Besides starting some familiarization training a few months prior to the competition, most of the competitors only have a basic knowledge of these events. Some haven’t had to do any since basic combat training. The weapon systems especially. A good portion of guard soldiers only qualify on the rifle once a year, and that’s it. Another goal of this competition is for the soldiers to use the knowledge they’ve gained in all of these events and take it back to their units.

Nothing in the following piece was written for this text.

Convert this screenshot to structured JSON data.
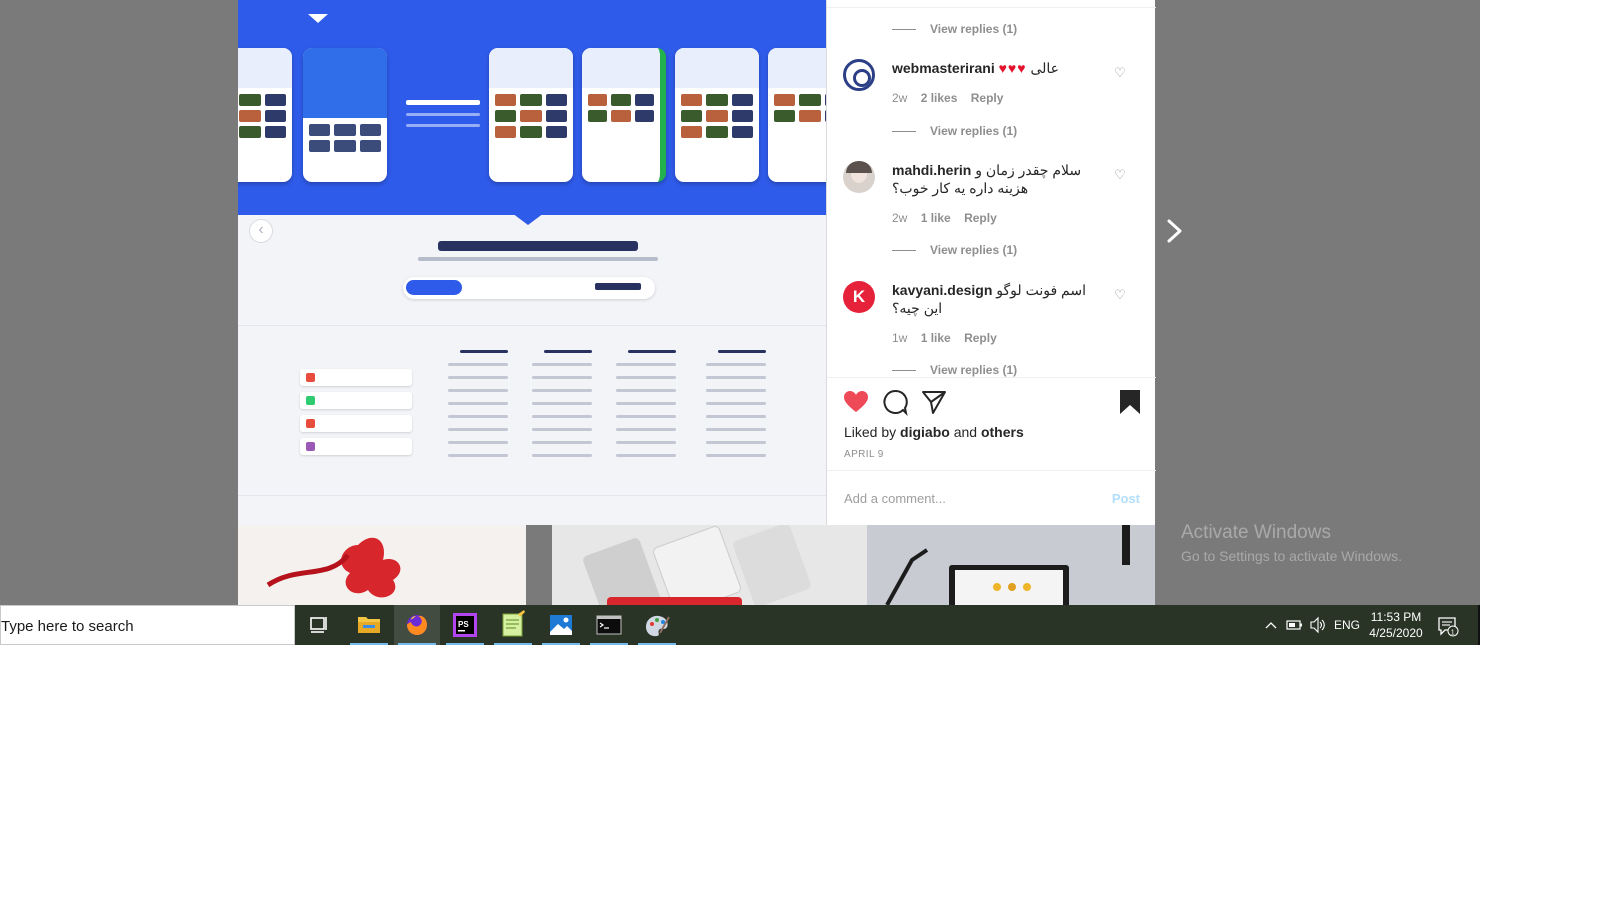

“Coming here and having the sergeants major and the non-commissioned officers teach us hands-on warrior tasks, then letting us execute is helpful. Their critiques allows us to refine our skills,” said Sgt. Tyler Holloway, a fire support specialist with the 115th Field Artillery Brigade. “It’s great baseline training that I want to take back to my unit.”
There were a couple of injuries along the way, but all seven competitors made it through to the end. All in all, every competitor said that it was a challenging and fun experience. Even though they were competing against each other, they also supported each other through every event.
“Yeah, we’re trying to beat each other, but at the end of the day you don’t want to have that butting of heads, or that cutthroat mentality against your brothers,” said Spc. Tyler Long, a satellite communication systems operator-maintainer with the 148th Signal Company. “Camaraderie is key in this competition.”
They were all very close at the end of the competition in terms of points. Staff Sgt. Josh Barry of Charlie Company, 1st Battalion, 297th Regiment and Spc. Aiden Carroll of 133rd Engineer Company came out on top. They were named NCO of the Year and Soldier of the Year respectively. Barry and Carroll will head to Oregon in May to compete in the regional Best Warrior Competition.
Staff Sgt. Josh Barry of Charlie Company, 1st Battalion, 297th Regiment
Sgt. Tyler Holloway of 115th Field Artillery Brigade
Sgt. Joseph Ogirima of 133rd Engineer Company
Sgt. Jerry Selby of 960th Brigade Support Battalion
Sgt. Wayde Phelps of 960th Brigade Support Battalion
Spc. Aiden Carroll of 133rd Engineer Company
Spc. Tyler Long of 148th Signal Company